___ Dataset
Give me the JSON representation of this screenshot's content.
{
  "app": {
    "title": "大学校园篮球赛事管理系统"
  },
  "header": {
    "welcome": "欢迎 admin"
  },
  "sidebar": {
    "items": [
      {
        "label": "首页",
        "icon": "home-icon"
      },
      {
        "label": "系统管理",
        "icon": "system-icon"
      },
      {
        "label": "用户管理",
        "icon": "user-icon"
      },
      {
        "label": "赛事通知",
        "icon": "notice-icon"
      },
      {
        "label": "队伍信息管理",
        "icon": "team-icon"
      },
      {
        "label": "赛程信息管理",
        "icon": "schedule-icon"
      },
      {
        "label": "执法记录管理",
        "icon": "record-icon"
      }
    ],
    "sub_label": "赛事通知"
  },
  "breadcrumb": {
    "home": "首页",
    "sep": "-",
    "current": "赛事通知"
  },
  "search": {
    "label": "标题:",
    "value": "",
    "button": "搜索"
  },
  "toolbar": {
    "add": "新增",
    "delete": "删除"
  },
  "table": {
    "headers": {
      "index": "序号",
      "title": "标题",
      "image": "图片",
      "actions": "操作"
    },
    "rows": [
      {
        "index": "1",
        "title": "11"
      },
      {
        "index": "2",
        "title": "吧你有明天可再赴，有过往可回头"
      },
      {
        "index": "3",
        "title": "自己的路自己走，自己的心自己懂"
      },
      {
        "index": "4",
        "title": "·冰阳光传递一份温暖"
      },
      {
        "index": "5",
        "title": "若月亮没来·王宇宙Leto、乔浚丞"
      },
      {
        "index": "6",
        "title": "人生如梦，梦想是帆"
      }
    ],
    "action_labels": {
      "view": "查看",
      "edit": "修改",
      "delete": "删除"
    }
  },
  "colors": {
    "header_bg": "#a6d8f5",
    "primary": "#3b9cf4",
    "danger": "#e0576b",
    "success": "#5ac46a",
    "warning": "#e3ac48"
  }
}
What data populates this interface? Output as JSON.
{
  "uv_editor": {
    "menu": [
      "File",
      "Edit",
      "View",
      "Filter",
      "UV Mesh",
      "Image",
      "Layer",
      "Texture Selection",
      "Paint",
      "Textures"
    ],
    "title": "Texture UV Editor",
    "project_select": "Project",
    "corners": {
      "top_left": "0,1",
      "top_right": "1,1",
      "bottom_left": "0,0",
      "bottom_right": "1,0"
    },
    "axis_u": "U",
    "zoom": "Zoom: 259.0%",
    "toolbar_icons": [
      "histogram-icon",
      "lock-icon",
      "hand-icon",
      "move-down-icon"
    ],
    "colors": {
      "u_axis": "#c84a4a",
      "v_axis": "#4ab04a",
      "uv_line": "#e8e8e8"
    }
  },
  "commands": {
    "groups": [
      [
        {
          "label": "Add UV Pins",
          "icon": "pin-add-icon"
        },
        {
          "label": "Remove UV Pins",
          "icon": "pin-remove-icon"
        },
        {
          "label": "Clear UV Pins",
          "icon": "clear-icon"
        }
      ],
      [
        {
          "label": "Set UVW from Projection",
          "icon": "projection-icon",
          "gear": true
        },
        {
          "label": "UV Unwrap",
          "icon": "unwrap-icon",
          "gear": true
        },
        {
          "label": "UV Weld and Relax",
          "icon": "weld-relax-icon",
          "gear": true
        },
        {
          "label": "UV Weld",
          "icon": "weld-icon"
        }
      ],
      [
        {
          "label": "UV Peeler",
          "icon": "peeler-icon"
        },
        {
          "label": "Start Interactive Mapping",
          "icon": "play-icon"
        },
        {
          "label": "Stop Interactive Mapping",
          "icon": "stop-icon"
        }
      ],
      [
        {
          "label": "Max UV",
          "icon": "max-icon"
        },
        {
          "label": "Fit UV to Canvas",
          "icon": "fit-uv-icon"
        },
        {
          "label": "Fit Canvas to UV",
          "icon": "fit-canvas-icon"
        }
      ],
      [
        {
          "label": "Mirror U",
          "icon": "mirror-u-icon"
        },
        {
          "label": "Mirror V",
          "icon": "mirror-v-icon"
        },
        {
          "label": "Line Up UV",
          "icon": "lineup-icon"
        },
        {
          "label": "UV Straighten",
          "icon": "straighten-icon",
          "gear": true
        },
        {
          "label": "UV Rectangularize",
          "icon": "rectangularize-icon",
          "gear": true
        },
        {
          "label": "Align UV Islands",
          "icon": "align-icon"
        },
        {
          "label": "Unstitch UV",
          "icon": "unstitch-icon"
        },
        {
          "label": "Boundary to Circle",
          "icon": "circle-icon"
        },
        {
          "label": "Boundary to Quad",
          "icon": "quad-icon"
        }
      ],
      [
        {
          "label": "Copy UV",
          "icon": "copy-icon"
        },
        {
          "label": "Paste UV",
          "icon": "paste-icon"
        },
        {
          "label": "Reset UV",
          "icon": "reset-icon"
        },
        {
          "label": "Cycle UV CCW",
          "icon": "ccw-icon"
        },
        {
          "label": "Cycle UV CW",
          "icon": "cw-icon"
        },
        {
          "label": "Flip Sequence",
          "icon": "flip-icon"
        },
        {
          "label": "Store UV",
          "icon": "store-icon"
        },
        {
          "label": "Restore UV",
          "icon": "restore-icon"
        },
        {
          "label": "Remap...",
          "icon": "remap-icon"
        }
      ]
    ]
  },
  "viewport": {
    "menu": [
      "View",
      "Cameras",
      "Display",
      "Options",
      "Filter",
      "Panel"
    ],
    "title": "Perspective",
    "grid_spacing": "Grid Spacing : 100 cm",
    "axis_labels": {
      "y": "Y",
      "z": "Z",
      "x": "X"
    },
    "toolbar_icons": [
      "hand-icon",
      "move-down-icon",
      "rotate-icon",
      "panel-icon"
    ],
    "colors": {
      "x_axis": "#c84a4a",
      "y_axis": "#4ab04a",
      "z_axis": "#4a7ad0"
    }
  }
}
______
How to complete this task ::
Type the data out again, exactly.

Response box ::
Give me the JSON representation of this screenshot's content.
{
  "app": {
    "title": "大学校园篮球赛事管理系统"
  },
  "header": {
    "welcome": "欢迎 admin"
  },
  "sidebar": {
    "items": [
      {
        "label": "首页",
        "icon": "home-icon"
      },
      {
        "label": "系统管理",
        "icon": "system-icon"
      },
      {
        "label": "用户管理",
        "icon": "user-icon"
      },
      {
        "label": "赛事通知",
        "icon": "notice-icon"
      },
      {
        "label": "队伍信息管理",
        "icon": "team-icon"
      },
      {
        "label": "赛程信息管理",
        "icon": "schedule-icon"
      },
      {
        "label": "执法记录管理",
        "icon": "record-icon"
      }
    ],
    "sub_label": "赛事通知"
  },
  "breadcrumb": {
    "home": "首页",
    "sep": "-",
    "current": "赛事通知"
  },
  "search": {
    "label": "标题:",
    "value": "",
    "button": "搜索"
  },
  "toolbar": {
    "add": "新增",
    "delete": "删除"
  },
  "table": {
    "headers": {
      "index": "序号",
      "title": "标题",
      "image": "图片",
      "actions": "操作"
    },
    "rows": [
      {
        "index": "1",
        "title": "11"
      },
      {
        "index": "2",
        "title": "吧你有明天可再赴，有过往可回头"
      },
      {
        "index": "3",
        "title": "自己的路自己走，自己的心自己懂"
      },
      {
        "index": "4",
        "title": "·冰阳光传递一份温暖"
      },
      {
        "index": "5",
        "title": "若月亮没来·王宇宙Leto、乔浚丞"
      },
      {
        "index": "6",
        "title": "人生如梦，梦想是帆"
      }
    ],
    "action_labels": {
      "view": "查看",
      "edit": "修改",
      "delete": "删除"
    }
  },
  "colors": {
    "header_bg": "#a6d8f5",
    "primary": "#3b9cf4",
    "danger": "#e0576b",
    "success": "#5ac46a",
    "warning": "#e3ac48"
  }
}
What data populates this interface? Output as JSON.
{
  "uv_editor": {
    "menu": [
      "File",
      "Edit",
      "View",
      "Filter",
      "UV Mesh",
      "Image",
      "Layer",
      "Texture Selection",
      "Paint",
      "Textures"
    ],
    "title": "Texture UV Editor",
    "project_select": "Project",
    "corners": {
      "top_left": "0,1",
      "top_right": "1,1",
      "bottom_left": "0,0",
      "bottom_right": "1,0"
    },
    "axis_u": "U",
    "zoom": "Zoom: 259.0%",
    "toolbar_icons": [
      "histogram-icon",
      "lock-icon",
      "hand-icon",
      "move-down-icon"
    ],
    "colors": {
      "u_axis": "#c84a4a",
      "v_axis": "#4ab04a",
      "uv_line": "#e8e8e8"
    }
  },
  "commands": {
    "groups": [
      [
        {
          "label": "Add UV Pins",
          "icon": "pin-add-icon"
        },
        {
          "label": "Remove UV Pins",
          "icon": "pin-remove-icon"
        },
        {
          "label": "Clear UV Pins",
          "icon": "clear-icon"
        }
      ],
      [
        {
          "label": "Set UVW from Projection",
          "icon": "projection-icon",
          "gear": true
        },
        {
          "label": "UV Unwrap",
          "icon": "unwrap-icon",
          "gear": true
        },
        {
          "label": "UV Weld and Relax",
          "icon": "weld-relax-icon",
          "gear": true
        },
        {
          "label": "UV Weld",
          "icon": "weld-icon"
        }
      ],
      [
        {
          "label": "UV Peeler",
          "icon": "peeler-icon"
        },
        {
          "label": "Start Interactive Mapping",
          "icon": "play-icon"
        },
        {
          "label": "Stop Interactive Mapping",
          "icon": "stop-icon"
        }
      ],
      [
        {
          "label": "Max UV",
          "icon": "max-icon"
        },
        {
          "label": "Fit UV to Canvas",
          "icon": "fit-uv-icon"
        },
        {
          "label": "Fit Canvas to UV",
          "icon": "fit-canvas-icon"
        }
      ],
      [
        {
          "label": "Mirror U",
          "icon": "mirror-u-icon"
        },
        {
          "label": "Mirror V",
          "icon": "mirror-v-icon"
        },
        {
          "label": "Line Up UV",
          "icon": "lineup-icon"
        },
        {
          "label": "UV Straighten",
          "icon": "straighten-icon",
          "gear": true
        },
        {
          "label": "UV Rectangularize",
          "icon": "rectangularize-icon",
          "gear": true
        },
        {
          "label": "Align UV Islands",
          "icon": "align-icon"
        },
        {
          "label": "Unstitch UV",
          "icon": "unstitch-icon"
        },
        {
          "label": "Boundary to Circle",
          "icon": "circle-icon"
        },
        {
          "label": "Boundary to Quad",
          "icon": "quad-icon"
        }
      ],
      [
        {
          "label": "Copy UV",
          "icon": "copy-icon"
        },
        {
          "label": "Paste UV",
          "icon": "paste-icon"
        },
        {
          "label": "Reset UV",
          "icon": "reset-icon"
        },
        {
          "label": "Cycle UV CCW",
          "icon": "ccw-icon"
        },
        {
          "label": "Cycle UV CW",
          "icon": "cw-icon"
        },
        {
          "label": "Flip Sequence",
          "icon": "flip-icon"
        },
        {
          "label": "Store UV",
          "icon": "store-icon"
        },
        {
          "label": "Restore UV",
          "icon": "restore-icon"
        },
        {
          "label": "Remap...",
          "icon": "remap-icon"
        }
      ]
    ]
  },
  "viewport": {
    "menu": [
      "View",
      "Cameras",
      "Display",
      "Options",
      "Filter",
      "Panel"
    ],
    "title": "Perspective",
    "grid_spacing": "Grid Spacing : 100 cm",
    "axis_labels": {
      "y": "Y",
      "z": "Z",
      "x": "X"
    },
    "toolbar_icons": [
      "hand-icon",
      "move-down-icon",
      "rotate-icon",
      "panel-icon"
    ],
    "colors": {
      "x_axis": "#c84a4a",
      "y_axis": "#4ab04a",
      "z_axis": "#4a7ad0"
    }
  }
}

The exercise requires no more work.